Jaan Toomik (born in 1961 in Tartu, Estonia, lives in Tallinn) exhibits quite regularly as a painter, but in the contemporary art world, he is best known for his performance-based video work: iconic documentations of actions in public space or natural settings.
In the Estonian art world Toomik received recognition as a painter from the late 1980s and from the early 1990s as an installation and video artist. The critics often refer to him internationally as the most well-known contemporary artist from Estonia mainly due to his short video works that have received wide international acclaim (e.g. Father and Son, 1998). He has participated at the São Paulo Biennale (1994), ARS ‘95 (1995), Manifesta 1 (1996), Venice Biennale (1997; 2003), 4th berlin biennial of contemporary art (2006), etc.
Currently he is represented by Temnikova & Kasela Gallery.

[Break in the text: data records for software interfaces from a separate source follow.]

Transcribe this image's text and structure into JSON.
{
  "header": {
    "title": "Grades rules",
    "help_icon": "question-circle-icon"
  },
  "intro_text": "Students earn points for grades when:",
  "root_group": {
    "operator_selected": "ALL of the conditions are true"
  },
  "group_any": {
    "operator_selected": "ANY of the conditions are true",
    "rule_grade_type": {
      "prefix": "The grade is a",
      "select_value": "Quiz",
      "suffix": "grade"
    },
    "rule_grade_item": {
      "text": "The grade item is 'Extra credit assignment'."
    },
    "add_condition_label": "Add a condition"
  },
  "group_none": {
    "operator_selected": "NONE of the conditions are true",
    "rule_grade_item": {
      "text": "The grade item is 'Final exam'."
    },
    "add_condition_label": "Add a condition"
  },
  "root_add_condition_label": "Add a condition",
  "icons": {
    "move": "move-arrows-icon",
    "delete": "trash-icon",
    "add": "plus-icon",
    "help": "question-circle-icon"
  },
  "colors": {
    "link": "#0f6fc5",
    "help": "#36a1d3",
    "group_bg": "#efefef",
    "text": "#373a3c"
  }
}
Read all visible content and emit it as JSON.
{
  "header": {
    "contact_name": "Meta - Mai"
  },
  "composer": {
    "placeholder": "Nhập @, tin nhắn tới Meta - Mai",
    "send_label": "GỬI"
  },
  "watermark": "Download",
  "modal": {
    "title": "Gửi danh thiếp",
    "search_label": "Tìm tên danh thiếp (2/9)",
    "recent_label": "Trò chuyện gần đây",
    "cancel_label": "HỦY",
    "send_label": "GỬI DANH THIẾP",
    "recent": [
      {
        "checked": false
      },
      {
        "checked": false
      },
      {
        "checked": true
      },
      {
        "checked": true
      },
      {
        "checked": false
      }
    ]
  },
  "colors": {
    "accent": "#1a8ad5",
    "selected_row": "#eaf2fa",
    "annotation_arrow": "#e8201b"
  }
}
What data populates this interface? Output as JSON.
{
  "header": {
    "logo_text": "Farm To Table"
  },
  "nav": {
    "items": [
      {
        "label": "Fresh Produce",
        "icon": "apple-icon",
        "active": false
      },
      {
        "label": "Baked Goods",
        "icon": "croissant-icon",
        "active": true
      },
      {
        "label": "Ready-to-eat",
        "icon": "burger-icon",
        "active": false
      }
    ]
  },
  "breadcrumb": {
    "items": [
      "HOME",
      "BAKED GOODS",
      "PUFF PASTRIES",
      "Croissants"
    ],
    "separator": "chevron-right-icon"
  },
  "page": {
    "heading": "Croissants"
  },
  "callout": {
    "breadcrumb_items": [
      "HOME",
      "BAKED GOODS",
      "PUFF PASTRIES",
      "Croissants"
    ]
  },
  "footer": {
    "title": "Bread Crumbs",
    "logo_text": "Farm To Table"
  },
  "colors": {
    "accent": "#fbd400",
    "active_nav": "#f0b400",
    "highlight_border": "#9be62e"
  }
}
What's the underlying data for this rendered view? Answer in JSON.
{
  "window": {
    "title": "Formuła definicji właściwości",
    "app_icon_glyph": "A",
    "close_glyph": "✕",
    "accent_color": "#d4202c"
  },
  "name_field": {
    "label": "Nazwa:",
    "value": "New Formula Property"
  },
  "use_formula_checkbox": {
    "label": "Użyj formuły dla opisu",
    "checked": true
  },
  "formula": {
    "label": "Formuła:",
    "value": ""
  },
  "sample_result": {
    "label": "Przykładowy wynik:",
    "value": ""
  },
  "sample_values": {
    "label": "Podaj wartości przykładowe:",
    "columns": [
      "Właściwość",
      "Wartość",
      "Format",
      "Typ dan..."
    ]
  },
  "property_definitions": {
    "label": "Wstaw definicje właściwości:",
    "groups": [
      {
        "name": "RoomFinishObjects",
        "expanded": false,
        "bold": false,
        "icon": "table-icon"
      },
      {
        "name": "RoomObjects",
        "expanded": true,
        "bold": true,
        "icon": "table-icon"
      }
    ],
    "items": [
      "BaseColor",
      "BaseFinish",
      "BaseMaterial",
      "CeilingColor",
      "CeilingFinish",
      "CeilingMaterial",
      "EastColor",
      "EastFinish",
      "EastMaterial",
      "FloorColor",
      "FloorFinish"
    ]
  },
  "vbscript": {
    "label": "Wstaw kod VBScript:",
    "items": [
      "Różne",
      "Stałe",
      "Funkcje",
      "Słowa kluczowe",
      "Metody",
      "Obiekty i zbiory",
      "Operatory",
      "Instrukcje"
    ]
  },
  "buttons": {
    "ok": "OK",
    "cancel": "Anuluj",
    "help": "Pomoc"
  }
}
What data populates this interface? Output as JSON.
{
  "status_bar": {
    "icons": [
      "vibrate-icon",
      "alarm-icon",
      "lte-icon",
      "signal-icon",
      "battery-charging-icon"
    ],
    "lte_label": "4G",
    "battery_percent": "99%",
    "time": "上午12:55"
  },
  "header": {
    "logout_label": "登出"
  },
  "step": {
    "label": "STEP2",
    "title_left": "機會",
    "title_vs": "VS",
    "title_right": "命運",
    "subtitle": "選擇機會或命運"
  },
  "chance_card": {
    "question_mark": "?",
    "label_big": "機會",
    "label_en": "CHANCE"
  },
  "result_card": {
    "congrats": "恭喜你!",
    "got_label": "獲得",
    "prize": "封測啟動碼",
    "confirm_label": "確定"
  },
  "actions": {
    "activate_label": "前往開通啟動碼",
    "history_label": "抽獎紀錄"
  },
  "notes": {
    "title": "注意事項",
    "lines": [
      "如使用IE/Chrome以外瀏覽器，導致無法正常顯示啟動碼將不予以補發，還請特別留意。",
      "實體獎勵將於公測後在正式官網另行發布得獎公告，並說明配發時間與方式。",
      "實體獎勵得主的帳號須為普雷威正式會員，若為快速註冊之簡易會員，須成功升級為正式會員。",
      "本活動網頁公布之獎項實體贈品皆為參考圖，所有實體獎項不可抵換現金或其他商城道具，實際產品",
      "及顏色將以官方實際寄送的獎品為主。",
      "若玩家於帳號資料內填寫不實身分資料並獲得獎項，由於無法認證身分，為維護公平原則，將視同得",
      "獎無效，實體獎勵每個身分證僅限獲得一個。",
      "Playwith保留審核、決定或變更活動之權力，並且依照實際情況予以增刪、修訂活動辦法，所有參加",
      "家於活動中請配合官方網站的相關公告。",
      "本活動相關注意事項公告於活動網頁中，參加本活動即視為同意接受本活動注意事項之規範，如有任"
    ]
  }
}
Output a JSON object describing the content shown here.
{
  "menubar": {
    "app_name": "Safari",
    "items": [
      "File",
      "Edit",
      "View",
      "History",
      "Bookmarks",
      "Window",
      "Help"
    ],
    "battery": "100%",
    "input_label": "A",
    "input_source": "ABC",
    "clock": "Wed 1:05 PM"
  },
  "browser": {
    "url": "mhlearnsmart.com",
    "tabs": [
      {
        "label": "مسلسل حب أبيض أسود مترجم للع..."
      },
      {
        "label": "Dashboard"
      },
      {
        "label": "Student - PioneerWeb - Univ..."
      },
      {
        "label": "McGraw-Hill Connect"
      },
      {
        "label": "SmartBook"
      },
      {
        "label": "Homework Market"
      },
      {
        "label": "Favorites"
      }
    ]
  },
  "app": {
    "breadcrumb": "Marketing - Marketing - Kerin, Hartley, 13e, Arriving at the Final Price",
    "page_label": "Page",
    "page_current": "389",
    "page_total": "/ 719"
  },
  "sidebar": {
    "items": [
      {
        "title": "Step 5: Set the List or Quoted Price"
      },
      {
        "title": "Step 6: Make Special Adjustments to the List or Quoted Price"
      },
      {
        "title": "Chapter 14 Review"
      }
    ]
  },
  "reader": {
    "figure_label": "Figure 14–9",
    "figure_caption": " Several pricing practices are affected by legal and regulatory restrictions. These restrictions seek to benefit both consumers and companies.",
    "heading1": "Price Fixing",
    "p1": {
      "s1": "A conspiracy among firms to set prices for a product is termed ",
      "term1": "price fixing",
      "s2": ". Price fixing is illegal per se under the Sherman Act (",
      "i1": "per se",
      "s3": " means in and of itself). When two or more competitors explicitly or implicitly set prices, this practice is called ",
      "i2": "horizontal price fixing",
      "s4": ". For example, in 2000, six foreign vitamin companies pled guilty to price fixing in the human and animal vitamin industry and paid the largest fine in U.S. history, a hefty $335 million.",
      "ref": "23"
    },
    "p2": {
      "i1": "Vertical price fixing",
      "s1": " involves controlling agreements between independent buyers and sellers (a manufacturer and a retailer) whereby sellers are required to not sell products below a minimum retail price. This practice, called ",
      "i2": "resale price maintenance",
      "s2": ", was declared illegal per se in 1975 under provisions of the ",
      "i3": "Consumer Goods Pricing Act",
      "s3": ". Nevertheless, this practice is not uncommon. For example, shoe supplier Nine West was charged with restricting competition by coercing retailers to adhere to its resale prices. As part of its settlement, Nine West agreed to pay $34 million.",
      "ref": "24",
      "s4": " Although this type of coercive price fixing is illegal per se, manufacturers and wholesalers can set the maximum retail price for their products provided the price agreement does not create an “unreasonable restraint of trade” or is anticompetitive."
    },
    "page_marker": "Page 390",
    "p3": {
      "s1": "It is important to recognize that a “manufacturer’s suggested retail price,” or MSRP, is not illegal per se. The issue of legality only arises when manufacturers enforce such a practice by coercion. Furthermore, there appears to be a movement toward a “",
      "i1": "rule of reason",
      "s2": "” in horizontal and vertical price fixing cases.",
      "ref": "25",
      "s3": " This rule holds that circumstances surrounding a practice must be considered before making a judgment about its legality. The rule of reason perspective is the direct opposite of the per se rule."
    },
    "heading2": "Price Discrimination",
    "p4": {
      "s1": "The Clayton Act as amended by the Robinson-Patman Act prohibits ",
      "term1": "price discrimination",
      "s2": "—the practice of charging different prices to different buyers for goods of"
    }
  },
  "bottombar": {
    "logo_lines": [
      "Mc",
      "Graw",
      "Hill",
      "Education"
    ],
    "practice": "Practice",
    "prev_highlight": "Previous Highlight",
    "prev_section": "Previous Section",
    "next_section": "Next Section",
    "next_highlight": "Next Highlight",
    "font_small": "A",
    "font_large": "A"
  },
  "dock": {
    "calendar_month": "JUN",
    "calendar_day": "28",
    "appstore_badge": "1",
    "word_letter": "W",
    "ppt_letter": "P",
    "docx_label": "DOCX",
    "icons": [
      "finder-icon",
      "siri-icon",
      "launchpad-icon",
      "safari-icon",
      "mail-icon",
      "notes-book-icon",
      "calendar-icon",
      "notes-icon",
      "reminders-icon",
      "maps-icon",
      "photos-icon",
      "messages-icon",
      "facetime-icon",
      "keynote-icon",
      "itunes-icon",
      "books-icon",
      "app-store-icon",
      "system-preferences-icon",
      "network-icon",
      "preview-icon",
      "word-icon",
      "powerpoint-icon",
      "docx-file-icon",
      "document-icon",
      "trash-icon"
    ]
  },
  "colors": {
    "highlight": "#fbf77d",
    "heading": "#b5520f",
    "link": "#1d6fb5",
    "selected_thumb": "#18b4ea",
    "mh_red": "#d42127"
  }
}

Another change occurred in Toomik’s artistic strategy when his solo exhibitions took place at Kumu Art Museum in Tallinn in 2007. Alongside his newest paintings and video works, it featured his first attempt as a filmmaker: a short film Communion(2007, 12 min) shot with a 35 mm camera. His long-time friend and (sort of) alter ego Alar Sudak plays the protagonist of the film where almost no dialogue is used and atmosphere of Toomik´s earlier video installations is clearly present. This short film proved to be successful: Communion received jury’s special award at the 54th International Short Film Festival Oberhausen and in 2011 it was screened at Centre Pompidou alongside works by Alexander Sokurov, Zbigniew Rybczyński and Želimir Žilnik. In 2010 Toomik finished his second short film Oleg (2010, 20 min, 35 mm), a psychological story with a dark guilt-ridden atmosphere, which is based on his memories from the 1980s when he was in the Soviet Army. Toomik has also publicly expressed a desire to make a full-length feature, while still maintaining a passionate attitude towards painting and all kinds of interdisciplinary art practises.